[Web page and app entries]

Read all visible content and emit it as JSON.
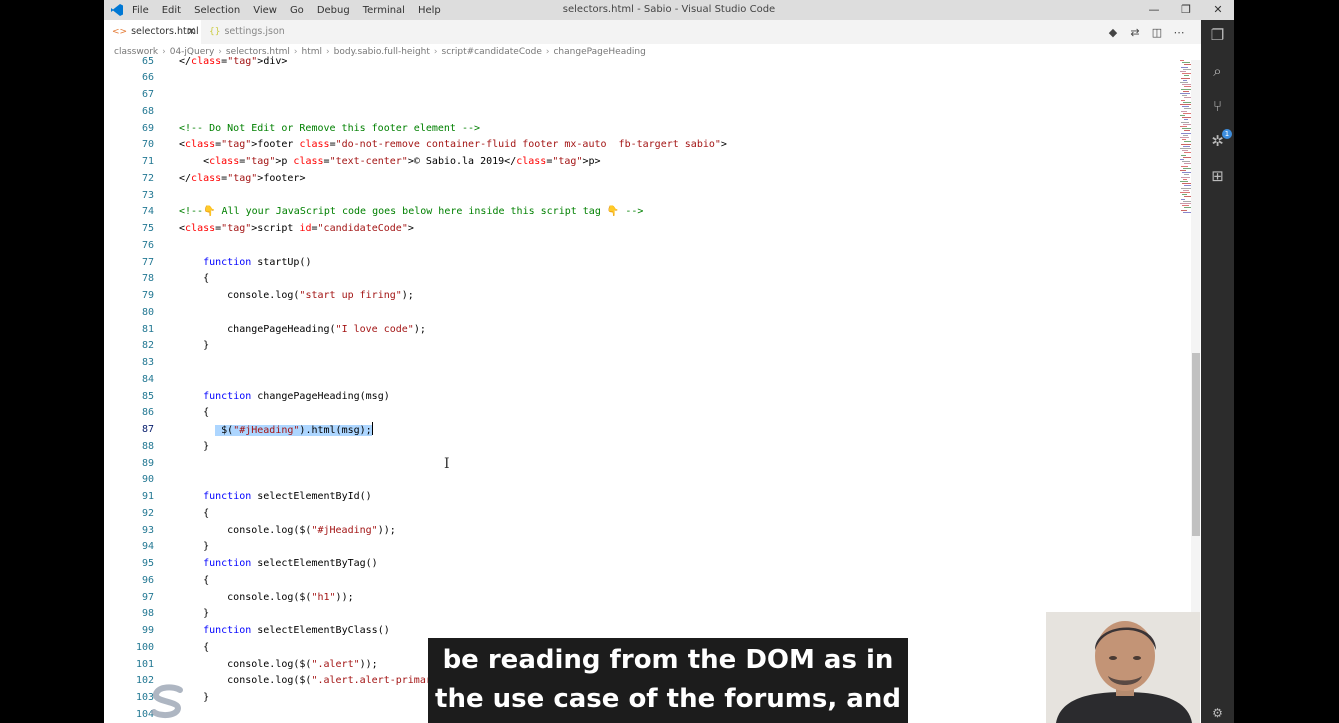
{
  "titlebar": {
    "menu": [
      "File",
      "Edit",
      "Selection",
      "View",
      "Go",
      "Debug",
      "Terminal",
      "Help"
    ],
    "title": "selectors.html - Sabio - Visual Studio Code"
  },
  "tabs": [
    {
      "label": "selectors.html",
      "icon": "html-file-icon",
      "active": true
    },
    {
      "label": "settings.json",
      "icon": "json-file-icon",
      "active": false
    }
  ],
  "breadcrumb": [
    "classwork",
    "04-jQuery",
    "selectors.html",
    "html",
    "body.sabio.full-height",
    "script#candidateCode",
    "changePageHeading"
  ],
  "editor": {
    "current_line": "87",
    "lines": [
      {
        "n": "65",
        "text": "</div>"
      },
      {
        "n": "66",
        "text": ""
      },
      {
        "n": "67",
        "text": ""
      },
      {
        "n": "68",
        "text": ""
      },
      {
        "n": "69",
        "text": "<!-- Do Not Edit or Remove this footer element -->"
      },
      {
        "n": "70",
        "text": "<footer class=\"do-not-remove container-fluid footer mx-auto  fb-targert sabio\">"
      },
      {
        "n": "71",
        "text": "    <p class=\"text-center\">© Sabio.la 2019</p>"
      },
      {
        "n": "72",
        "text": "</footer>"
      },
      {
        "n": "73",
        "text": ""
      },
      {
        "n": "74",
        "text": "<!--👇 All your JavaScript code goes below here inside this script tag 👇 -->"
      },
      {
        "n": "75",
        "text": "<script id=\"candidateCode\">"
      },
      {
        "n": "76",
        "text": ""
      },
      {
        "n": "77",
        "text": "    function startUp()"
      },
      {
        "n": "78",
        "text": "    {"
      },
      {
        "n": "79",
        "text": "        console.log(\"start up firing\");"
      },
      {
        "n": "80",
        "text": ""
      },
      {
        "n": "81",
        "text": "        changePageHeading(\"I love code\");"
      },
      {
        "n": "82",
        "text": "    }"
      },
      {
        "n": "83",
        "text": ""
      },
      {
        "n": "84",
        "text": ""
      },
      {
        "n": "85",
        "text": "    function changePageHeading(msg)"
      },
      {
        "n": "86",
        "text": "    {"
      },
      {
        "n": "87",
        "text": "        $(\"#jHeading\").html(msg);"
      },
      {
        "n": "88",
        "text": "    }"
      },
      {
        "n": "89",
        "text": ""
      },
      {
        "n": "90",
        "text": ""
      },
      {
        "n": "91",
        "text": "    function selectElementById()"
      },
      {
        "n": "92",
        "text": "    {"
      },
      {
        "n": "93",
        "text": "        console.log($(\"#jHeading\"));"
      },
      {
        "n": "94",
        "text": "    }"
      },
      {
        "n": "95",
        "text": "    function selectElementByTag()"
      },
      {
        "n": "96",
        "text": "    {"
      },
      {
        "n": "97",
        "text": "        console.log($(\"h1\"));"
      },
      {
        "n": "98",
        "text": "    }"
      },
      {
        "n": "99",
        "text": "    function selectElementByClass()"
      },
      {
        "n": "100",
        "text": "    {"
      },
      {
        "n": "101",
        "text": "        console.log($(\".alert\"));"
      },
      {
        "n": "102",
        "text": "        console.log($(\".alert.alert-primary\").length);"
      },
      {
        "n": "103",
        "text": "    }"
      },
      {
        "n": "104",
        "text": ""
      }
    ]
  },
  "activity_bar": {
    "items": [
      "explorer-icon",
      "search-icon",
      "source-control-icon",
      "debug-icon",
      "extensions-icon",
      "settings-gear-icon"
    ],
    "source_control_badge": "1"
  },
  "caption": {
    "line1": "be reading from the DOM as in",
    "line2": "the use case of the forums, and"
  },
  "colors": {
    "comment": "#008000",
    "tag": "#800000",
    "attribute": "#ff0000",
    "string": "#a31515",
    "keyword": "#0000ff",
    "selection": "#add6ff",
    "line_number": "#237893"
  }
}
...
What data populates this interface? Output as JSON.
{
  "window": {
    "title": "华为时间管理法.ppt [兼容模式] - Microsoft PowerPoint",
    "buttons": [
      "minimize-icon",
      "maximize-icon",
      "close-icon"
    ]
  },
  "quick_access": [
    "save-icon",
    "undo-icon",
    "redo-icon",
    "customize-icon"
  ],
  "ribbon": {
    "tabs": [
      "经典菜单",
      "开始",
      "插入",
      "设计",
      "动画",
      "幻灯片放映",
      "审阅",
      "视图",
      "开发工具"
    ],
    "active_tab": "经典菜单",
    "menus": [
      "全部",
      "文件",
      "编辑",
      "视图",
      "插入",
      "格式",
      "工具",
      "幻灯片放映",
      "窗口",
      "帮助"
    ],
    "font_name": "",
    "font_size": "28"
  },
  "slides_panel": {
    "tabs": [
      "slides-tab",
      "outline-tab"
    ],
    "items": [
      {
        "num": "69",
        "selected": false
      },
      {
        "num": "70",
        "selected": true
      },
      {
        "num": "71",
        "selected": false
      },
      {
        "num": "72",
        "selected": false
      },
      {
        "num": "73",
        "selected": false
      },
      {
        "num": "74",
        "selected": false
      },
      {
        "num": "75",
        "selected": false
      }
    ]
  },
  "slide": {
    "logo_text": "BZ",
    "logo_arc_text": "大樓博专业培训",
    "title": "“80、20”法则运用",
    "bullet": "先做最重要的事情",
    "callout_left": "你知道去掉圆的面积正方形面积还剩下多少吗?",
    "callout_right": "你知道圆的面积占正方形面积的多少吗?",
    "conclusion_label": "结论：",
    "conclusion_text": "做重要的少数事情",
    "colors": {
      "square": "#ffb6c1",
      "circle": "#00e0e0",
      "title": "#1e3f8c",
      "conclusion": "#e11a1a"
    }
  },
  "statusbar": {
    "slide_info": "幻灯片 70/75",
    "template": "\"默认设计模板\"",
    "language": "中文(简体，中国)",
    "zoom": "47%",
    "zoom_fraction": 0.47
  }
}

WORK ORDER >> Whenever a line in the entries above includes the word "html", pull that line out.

TASK SOLUTION >>
    "title": "selectors.html - Sabio - Visual Studio Code"
      "label": "selectors.html",
      "icon": "html-file-icon",
    "selectors.html",
    "html",
        "text": "        $(\"#jHeading\").html(msg);"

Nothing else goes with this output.